In Thursday’s (8/18) Los Angeles Times, Reed Johnson writes, “It could be one of the largest big-screen casts since ‘Ben-Hur.’ When the Los Angeles Philharmonic beams its live concert simulcast from Caracas, Venezuela, in February, several hundred musicians will be gathered onstage to perform Mahler’s ‘Symphony of a Thousand,’ so-called due to the prodigious number of players it requires. Among them will be the Los Angeles Philharmonic, the Simón Bolivar Symphony Orchestra of Venezuela, and the conductor who made his reputation with both of them: Gustavo Dudamel, the Phil’s music director. That planned Feb. 18 event is shaping up as the blockbuster attraction of the second year of L.A. Phil Live, a series of live concerts broadcast in high definition and high-quality surround sound to specially equipped movie theaters in scores of cities across the United States and Canada. Partnering again with NCM Fathom and Cineplex Entertainment, the L.A. Phil is hoping to build on the apparent success of last season’s inaugural series of three simulcasts. … This season’s simulcasts will begin Oct. 9 with Dudamel conducting an all-Mendelssohn program of the ‘Hebrides’ Overture and the ‘Scottish’ Symphony, as well as the Violin Concerto with Dutch soloist Janine Jansen, at Walt Disney Concert Hall.”

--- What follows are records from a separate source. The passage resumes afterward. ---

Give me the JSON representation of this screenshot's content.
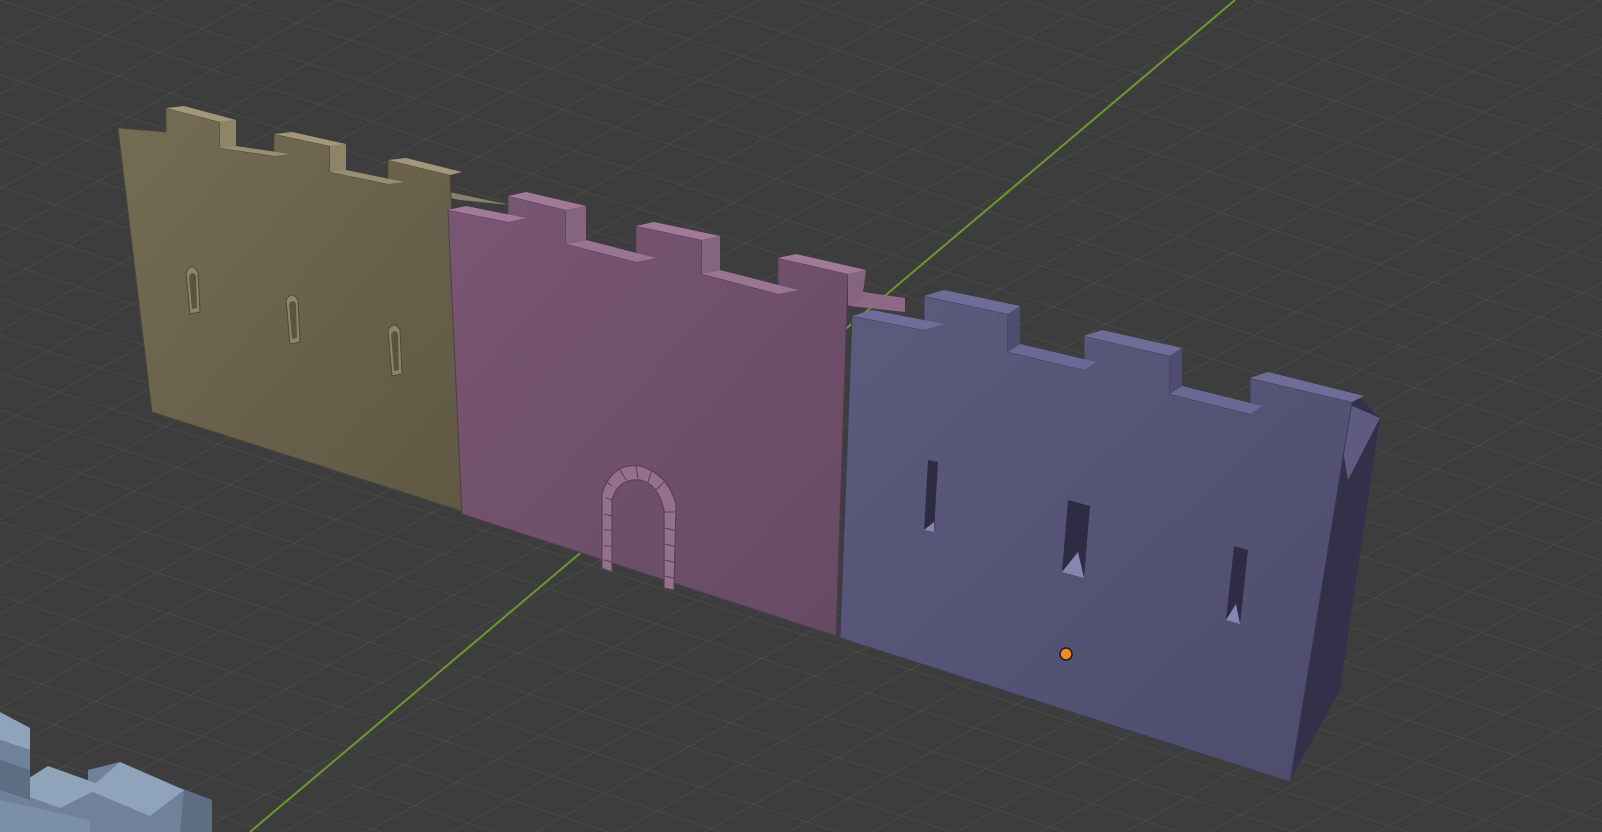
{
  "viewport": {
    "name": "3D Viewport",
    "background_color": "#3d3d3d",
    "grid_line_color": "#4a4a4a",
    "y_axis_color": "#6a9a2a"
  },
  "scene": {
    "objects": [
      {
        "name": "wall-segment-tan",
        "feature": "arrow-slit-windows",
        "color": "#6e6650"
      },
      {
        "name": "wall-segment-pink",
        "feature": "arched-doorway",
        "color": "#71526c"
      },
      {
        "name": "wall-segment-purple",
        "feature": "arrow-slits",
        "color": "#565577"
      },
      {
        "name": "wall-segment-blue-partial",
        "feature": "battlements",
        "color": "#7f93ab"
      }
    ],
    "origin_marker_color": "#f08c1e"
  }
}
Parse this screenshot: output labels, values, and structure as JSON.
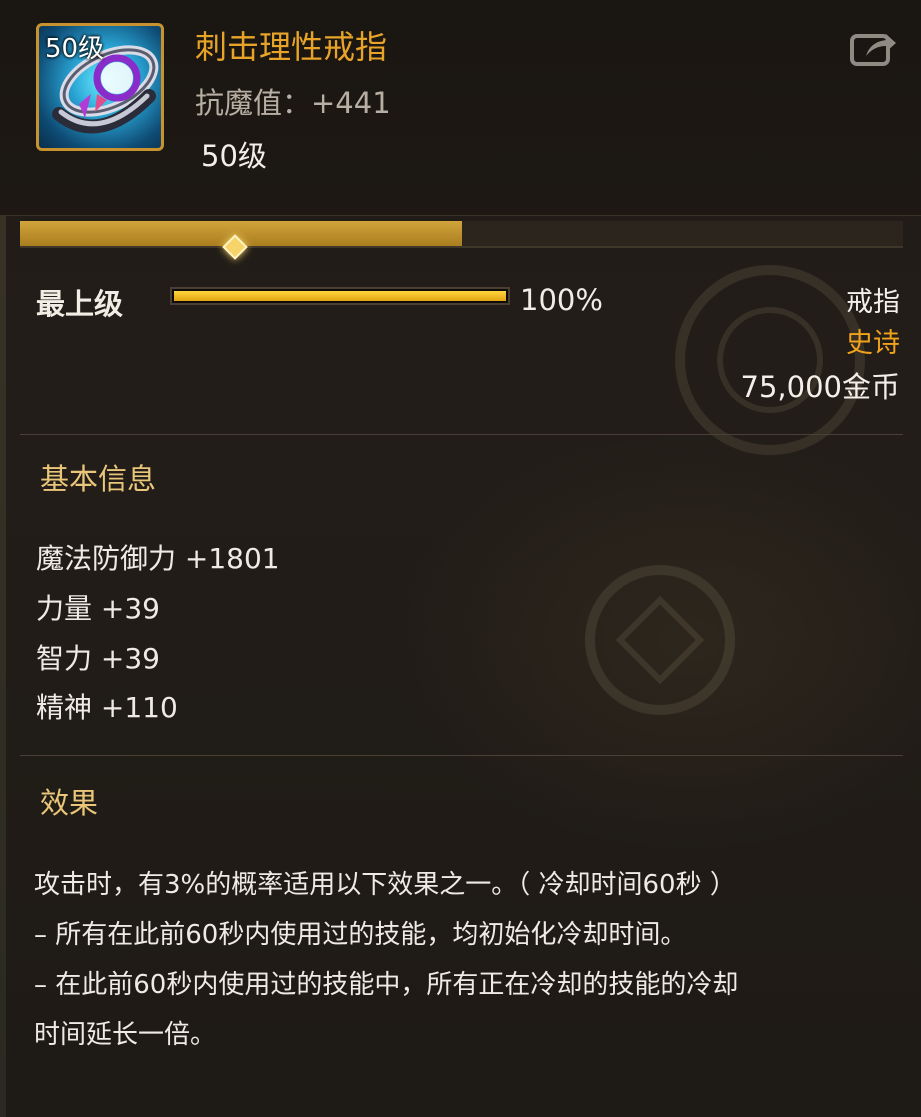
{
  "item": {
    "icon_level": "50级",
    "name": "刺击理性戒指",
    "resist": "抗魔值：+441",
    "level": "50级"
  },
  "grade": {
    "label": "最上级",
    "percent_text": "100%",
    "fill_fraction": 1.0
  },
  "reinforce_progress_fraction": 0.5,
  "meta": {
    "type": "戒指",
    "rarity": "史诗",
    "price": "75,000金币"
  },
  "basic": {
    "title": "基本信息",
    "stats": [
      "魔法防御力 +1801",
      "力量 +39",
      "智力 +39",
      "精神 +110"
    ]
  },
  "effect": {
    "title": "效果",
    "lines": [
      "攻击时，有3%的概率适用以下效果之一。（ 冷却时间60秒 ）",
      "– 所有在此前60秒内使用过的技能，均初始化冷却时间。",
      "– 在此前60秒内使用过的技能中，所有正在冷却的技能的冷却",
      "时间延长一倍。"
    ]
  },
  "colors": {
    "name": "#e8a428",
    "rarity_epic": "#f0a21b",
    "section_title": "#e9c679"
  },
  "icons": {
    "share": "share-icon",
    "item": "ring-icon"
  }
}
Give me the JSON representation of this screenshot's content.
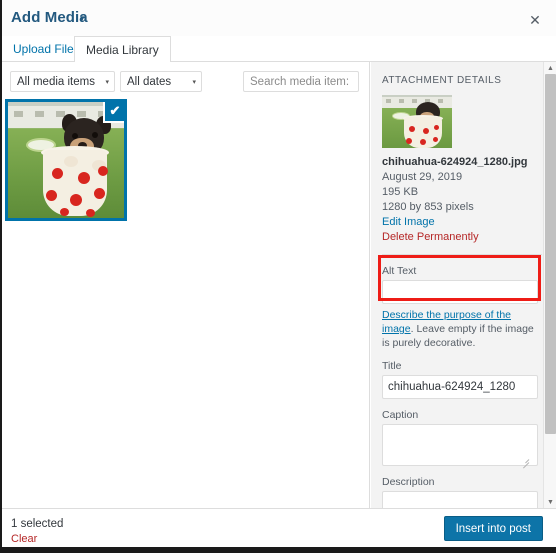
{
  "header": {
    "title": "Add Media",
    "caret": "▾",
    "close_icon": "✕"
  },
  "tabs": [
    {
      "label": "Upload Files",
      "active": false
    },
    {
      "label": "Media Library",
      "active": true
    }
  ],
  "toolbar": {
    "media_filter": "All media items",
    "date_filter": "All dates",
    "search_placeholder": "Search media item:",
    "search_value": "",
    "caret": "▾"
  },
  "grid": {
    "selected_check": "✔"
  },
  "sidebar": {
    "heading": "ATTACHMENT DETAILS",
    "file_name": "chihuahua-624924_1280.jpg",
    "date": "August 29, 2019",
    "file_size": "195 KB",
    "dimensions": "1280 by 853 pixels",
    "edit_image_link": "Edit Image",
    "delete_link": "Delete Permanently",
    "fields": {
      "alt_text_label": "Alt Text",
      "alt_text_value": "",
      "alt_help_link": "Describe the purpose of the image",
      "alt_help_text": ". Leave empty if the image is purely decorative.",
      "title_label": "Title",
      "title_value": "chihuahua-624924_1280",
      "caption_label": "Caption",
      "caption_value": "",
      "description_label": "Description",
      "description_value": ""
    }
  },
  "scrollbar": {
    "up_icon": "▲",
    "down_icon": "▼"
  },
  "footer": {
    "selected_count": "1 selected",
    "clear_label": "Clear",
    "insert_label": "Insert into post"
  },
  "colors": {
    "accent": "#0073aa",
    "title": "#23597f",
    "danger": "#b52727",
    "highlight": "#ee1c16",
    "button": "#0d74a8"
  }
}
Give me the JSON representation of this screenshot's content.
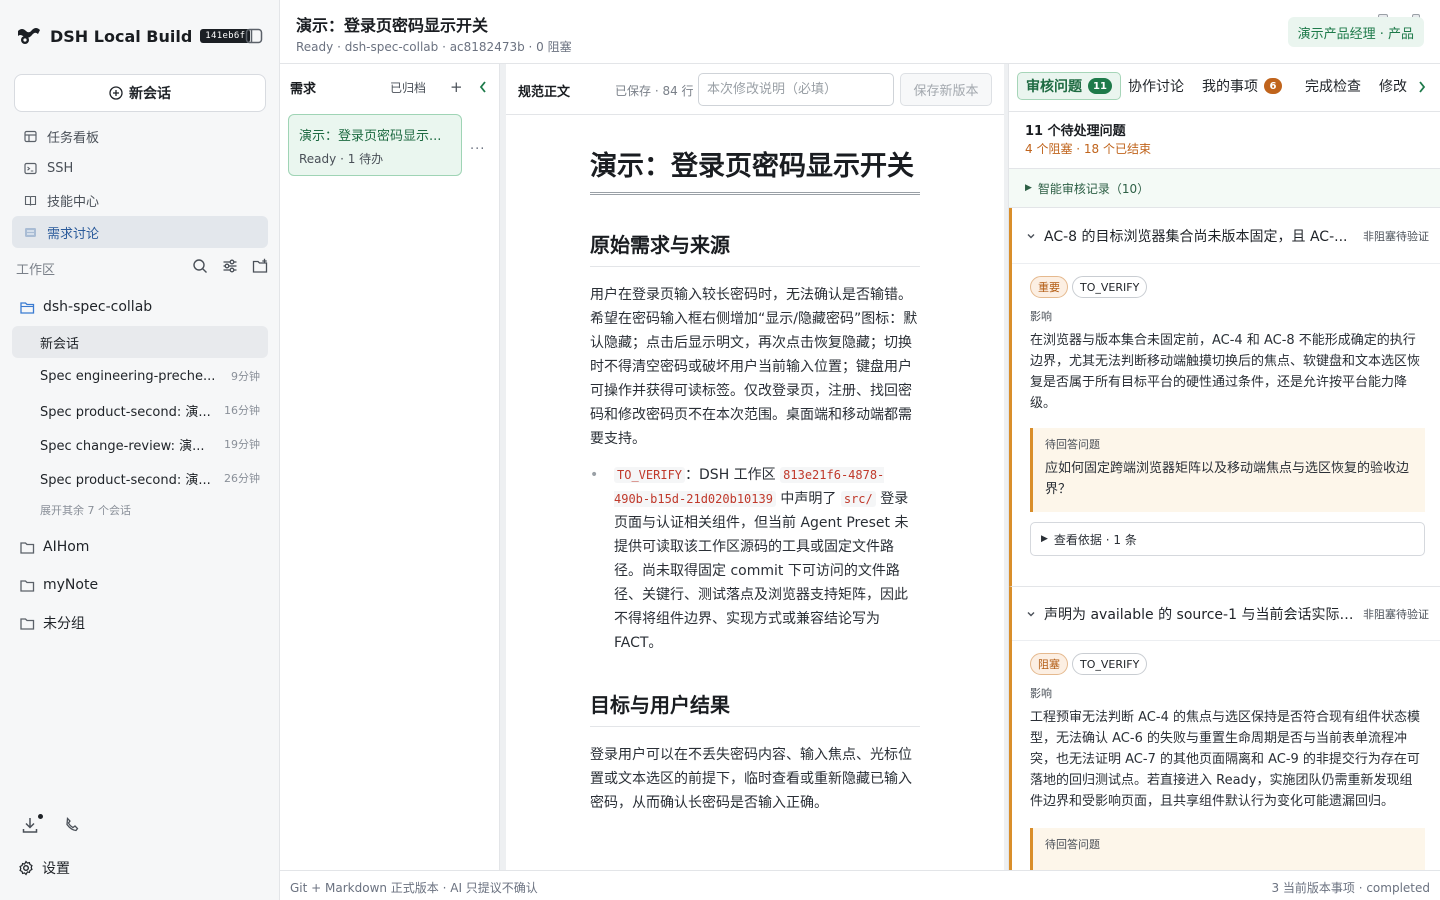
{
  "app": {
    "name": "DSH Local Build",
    "build": "141eb6f"
  },
  "sidebar": {
    "new_chat": "新会话",
    "nav": [
      {
        "label": "任务看板",
        "icon": "table-icon"
      },
      {
        "label": "SSH",
        "icon": "terminal-icon"
      },
      {
        "label": "技能中心",
        "icon": "book-icon"
      },
      {
        "label": "需求讨论",
        "icon": "list-icon"
      }
    ],
    "workspace_label": "工作区",
    "project": "dsh-spec-collab",
    "conversations": [
      {
        "title": "新会话",
        "time": ""
      },
      {
        "title": "Spec engineering-preche...",
        "time": "9分钟"
      },
      {
        "title": "Spec product-second: 演...",
        "time": "16分钟"
      },
      {
        "title": "Spec change-review: 演...",
        "time": "19分钟"
      },
      {
        "title": "Spec product-second: 演...",
        "time": "26分钟"
      }
    ],
    "expand_more": "展开其余 7 个会话",
    "folders": [
      "AIHom",
      "myNote",
      "未分组"
    ],
    "settings": "设置"
  },
  "header": {
    "title": "演示：登录页密码显示开关",
    "subtitle": "Ready · dsh-spec-collab · ac8182473b · 0 阻塞",
    "role": "演示产品经理 · 产品"
  },
  "requirements": {
    "title": "需求",
    "archived": "已归档",
    "add": "+",
    "card_title": "演示：登录页密码显示...",
    "card_status": "Ready · 1 待办",
    "more": "···"
  },
  "spec": {
    "title": "规范正文",
    "saved": "已保存 · 84 行",
    "change_placeholder": "本次修改说明（必填）",
    "save_button": "保存新版本",
    "doc": {
      "h1": "演示：登录页密码显示开关",
      "h2_source": "原始需求与来源",
      "p_source": "用户在登录页输入较长密码时，无法确认是否输错。希望在密码输入框右侧增加“显示/隐藏密码”图标：默认隐藏；点击后显示明文，再次点击恢复隐藏；切换时不得清空密码或破坏用户当前输入位置；键盘用户可操作并获得可读标签。仅改登录页，注册、找回密码和修改密码页不在本次范围。桌面端和移动端都需要支持。",
      "li_tag": "TO_VERIFY",
      "li_a": "：DSH 工作区 ",
      "li_uuid": "813e21f6-4878-490b-b15d-21d020b10139",
      "li_b": " 中声明了 ",
      "li_path": "src/",
      "li_c": " 登录页面与认证相关组件，但当前 Agent Preset 未提供可读取该工作区源码的工具或固定文件路径。尚未取得固定 commit 下可访问的文件路径、关键行、测试落点及浏览器支持矩阵，因此不得将组件边界、实现方式或兼容结论写为 FACT。",
      "h2_goal": "目标与用户结果",
      "p_goal": "登录用户可以在不丢失密码内容、输入焦点、光标位置或文本选区的前提下，临时查看或重新隐藏已输入密码，从而确认长密码是否输入正确。"
    }
  },
  "review": {
    "tabs": [
      {
        "label": "审核问题",
        "count": "11"
      },
      {
        "label": "协作讨论",
        "count": ""
      },
      {
        "label": "我的事项",
        "count": "6"
      },
      {
        "label": "完成检查",
        "count": ""
      },
      {
        "label": "修改",
        "count": ""
      }
    ],
    "summary_title": "11 个待处理问题",
    "summary_sub": "4 个阻塞 · 18 个已结束",
    "audit_log": "智能审核记录（10）",
    "issues": [
      {
        "title": "AC-8 的目标浏览器集合尚未版本固定，且 AC-...",
        "status": "非阻塞待验证",
        "severity": "重要",
        "tag": "TO_VERIFY",
        "impact_label": "影响",
        "impact": "在浏览器与版本集合未固定前，AC-4 和 AC-8 不能形成确定的执行边界，尤其无法判断移动端触摸切换后的焦点、软键盘和文本选区恢复是否属于所有目标平台的硬性通过条件，还是允许按平台能力降级。",
        "question_label": "待回答问题",
        "question": "应如何固定跨端浏览器矩阵以及移动端焦点与选区恢复的验收边界？",
        "evidence": "查看依据 · 1 条"
      },
      {
        "title": "声明为 available 的 source-1 与当前会话实际可...",
        "status": "非阻塞待验证",
        "severity": "阻塞",
        "tag": "TO_VERIFY",
        "impact_label": "影响",
        "impact": "工程预审无法判断 AC-4 的焦点与选区保持是否符合现有组件状态模型，无法确认 AC-6 的失败与重置生命周期是否与当前表单流程冲突，也无法证明 AC-7 的其他页面隔离和 AC-9 的非提交行为存在可落地的回归测试点。若直接进入 Ready，实施团队仍需重新发现组件边界和受影响页面，且共享组件默认行为变化可能遗漏回归。",
        "question_label": "待回答问题"
      }
    ]
  },
  "footer": {
    "left": "Git + Markdown 正式版本 · AI 只提议不确认",
    "right": "3 当前版本事项 · completed"
  }
}
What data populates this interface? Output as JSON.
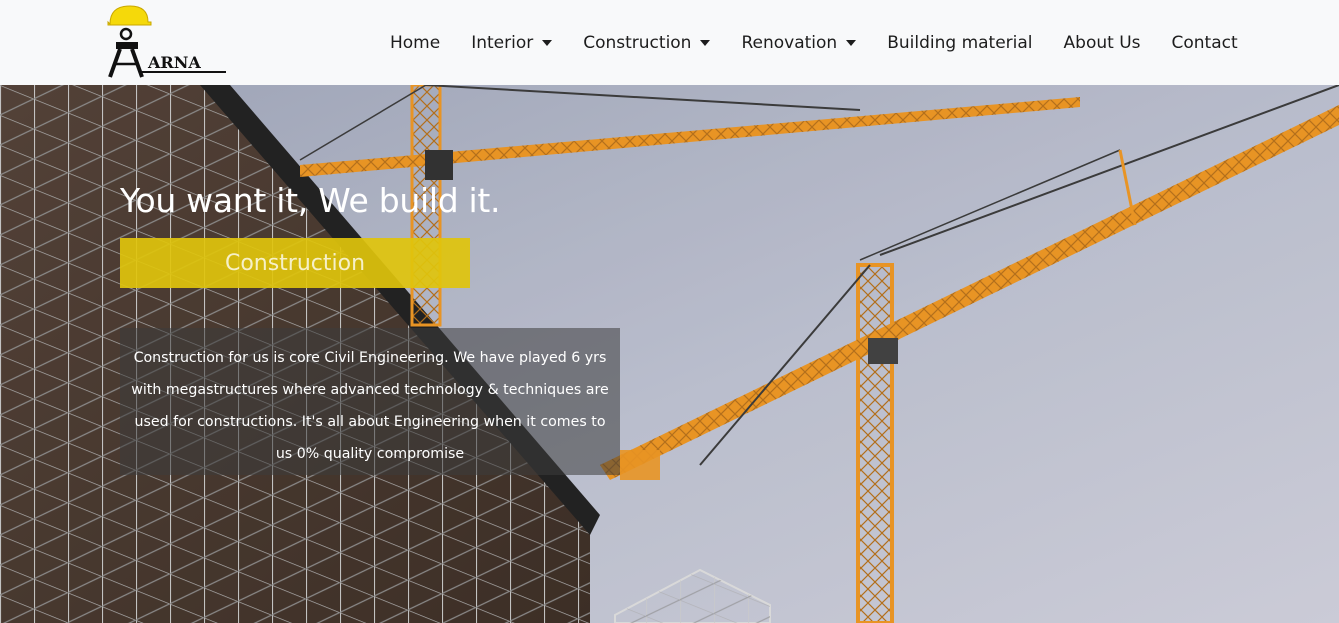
{
  "brand": {
    "logo_text": "ARNA"
  },
  "nav": {
    "items": [
      {
        "label": "Home",
        "dropdown": false
      },
      {
        "label": "Interior",
        "dropdown": true
      },
      {
        "label": "Construction",
        "dropdown": true
      },
      {
        "label": "Renovation",
        "dropdown": true
      },
      {
        "label": "Building material",
        "dropdown": false
      },
      {
        "label": "About Us",
        "dropdown": false
      },
      {
        "label": "Contact",
        "dropdown": false
      }
    ]
  },
  "hero": {
    "title": "You want it, We build it.",
    "badge": "Construction",
    "description": "Construction for us is core Civil Engineering. We have played 6 yrs with megastructures where advanced technology & techniques are used for constructions. It's all about Engineering when it comes to us 0% quality compromise"
  },
  "colors": {
    "navbar_bg": "#f8f9fa",
    "accent_yellow": "#e0c40c",
    "crane_orange": "#e8901c",
    "sky": "#b8bccb"
  }
}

Photo of Gustavo Dudamel and the Simón Bolivar Youth Orchestra by Mathew Imaging

Posted August 18, 2011